Having highlighted the level in advance, we simply then needed to wait for price to come to us, then buying the pair and placing a stop loss order below the zone in the event that the trade did not work out as we expected; the only thing left to work out then was the profit objective. It was suggested by a few of the students that we should let the trade run as far as possible, allowing the trend to continue to develop. Now, while this was a decent plan to have, it also relied on the trend being able to continue. In this trade the charts were suggesting that there was a major level of supply a few hundred pips above our demand zone (not shown on this example), thus limiting our profit potential a little. I suggested taking a conservative 3:1 reward to risk on the trade and to set up a shorting opportunity at the higher supply level for if price ever got there. After all, 3:1 is always a solid outcome for a trade. The trade triggered as expected sometime later:
As we can see, the zone was hit and price rallied considerably from our level of demand, giving us a solid profit. The speed of the move away with such momentum can make it hard to want to close the trade out, as it makes us think it will carry on moving in our favor. While this is always possible, we must remember that this is also a huge unknown, suggesting that we should take a decent profit and move on to the next trade when it presents itself to us. Nobody ever went broke from taking decent profits from the market after all. As we can see below, closing out our position was a wise thing to do:

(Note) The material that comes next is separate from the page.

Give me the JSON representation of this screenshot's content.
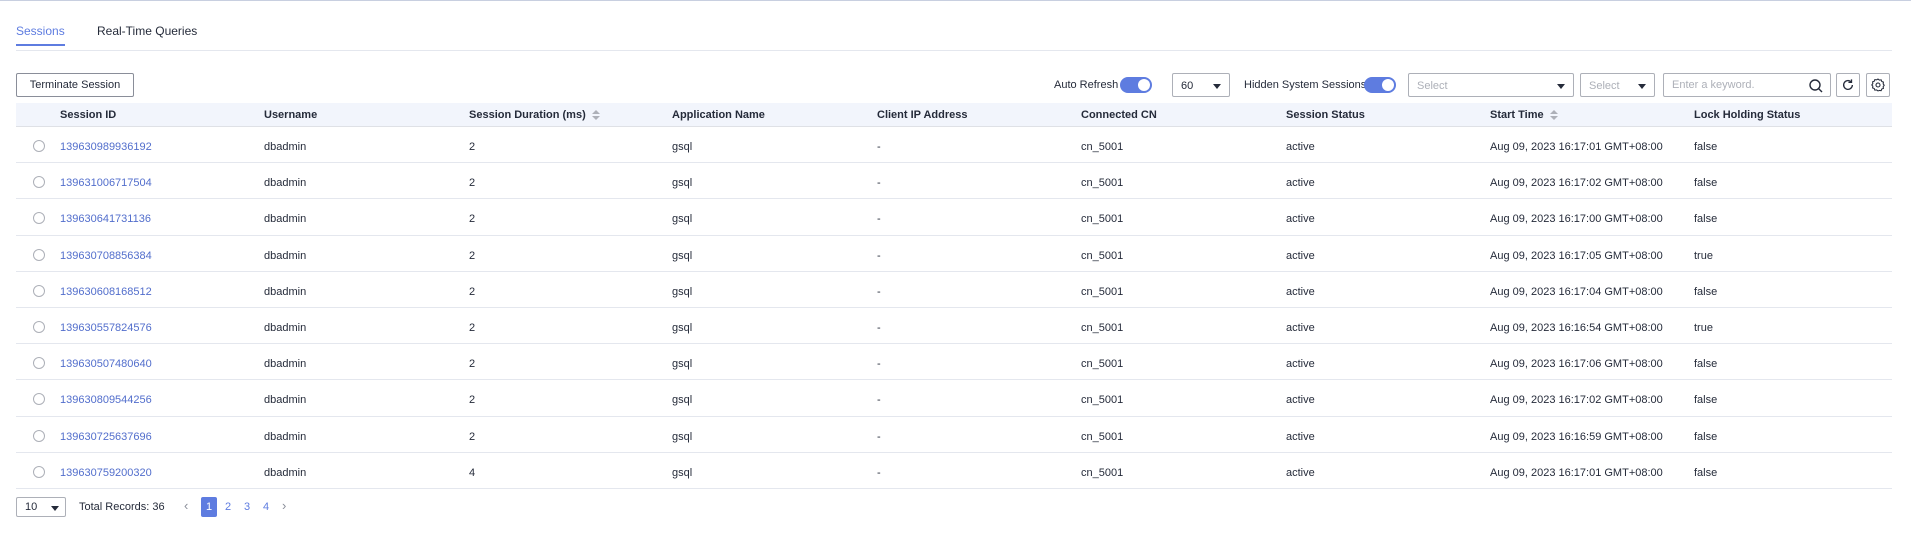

If we had not closed out the trade, most, if not all of the profit would have been sacrificed. Maybe even a loss would have been incurred. No matter the variables, it must be noticed that the easy profit was there and had to have been taken. Throughout the years of my own trading, I have been good with some things and bad with others. I can safely say though that one of the biggest challenges I had to overcome was that of learning to take a profit, ironic really when you think about it as what else is the reason for trading in the first place other than taking a profit? When I kept records and got consistently better at finding decent trades, I soon learned that if I took the smart profits off the table when I had the chance to do so, I made money consistently. When I didn't, well I think you know the story...Yes we all want the most out of trades when we take them but we never really know how far they will run, so why not take a profit that is possible rather than hold out for a payday that's never coming? I hope this makes an impact in your results moving forward.
Wishing you all a very Happy Christmas!